__ACTIVITY__.
What lines in the records below hold the string "title"? Please show them.

━━ SUPPLIED MATERIAL ━━

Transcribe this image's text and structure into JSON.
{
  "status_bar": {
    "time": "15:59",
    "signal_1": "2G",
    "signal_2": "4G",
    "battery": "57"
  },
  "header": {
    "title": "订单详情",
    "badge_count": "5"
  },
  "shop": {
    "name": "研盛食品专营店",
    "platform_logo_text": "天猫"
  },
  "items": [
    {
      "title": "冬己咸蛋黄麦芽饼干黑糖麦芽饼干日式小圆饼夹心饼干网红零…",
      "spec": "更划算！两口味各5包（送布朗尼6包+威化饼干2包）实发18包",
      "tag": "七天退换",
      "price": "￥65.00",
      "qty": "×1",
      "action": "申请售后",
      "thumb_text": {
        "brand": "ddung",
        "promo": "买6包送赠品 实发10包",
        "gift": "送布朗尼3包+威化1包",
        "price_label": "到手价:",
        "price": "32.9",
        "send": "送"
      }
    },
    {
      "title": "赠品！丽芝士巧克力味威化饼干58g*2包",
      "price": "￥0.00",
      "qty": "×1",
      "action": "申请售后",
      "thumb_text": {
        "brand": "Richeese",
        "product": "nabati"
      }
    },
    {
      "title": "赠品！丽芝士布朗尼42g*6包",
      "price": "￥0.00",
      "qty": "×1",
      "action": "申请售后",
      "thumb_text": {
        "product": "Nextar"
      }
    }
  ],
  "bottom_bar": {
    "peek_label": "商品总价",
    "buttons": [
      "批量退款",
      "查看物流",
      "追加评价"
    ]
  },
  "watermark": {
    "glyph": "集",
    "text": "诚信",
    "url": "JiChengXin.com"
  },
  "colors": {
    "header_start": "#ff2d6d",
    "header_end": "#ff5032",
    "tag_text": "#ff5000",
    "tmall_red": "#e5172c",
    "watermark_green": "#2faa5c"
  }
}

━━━

__RESULT FOR THIS EXERCISE__.
    "title": "订单详情",
      "title": "冬己咸蛋黄麦芽饼干黑糖麦芽饼干日式小圆饼夹心饼干网红零…",
      "title": "赠品！丽芝士巧克力味威化饼干58g*2包",
      "title": "赠品！丽芝士布朗尼42g*6包",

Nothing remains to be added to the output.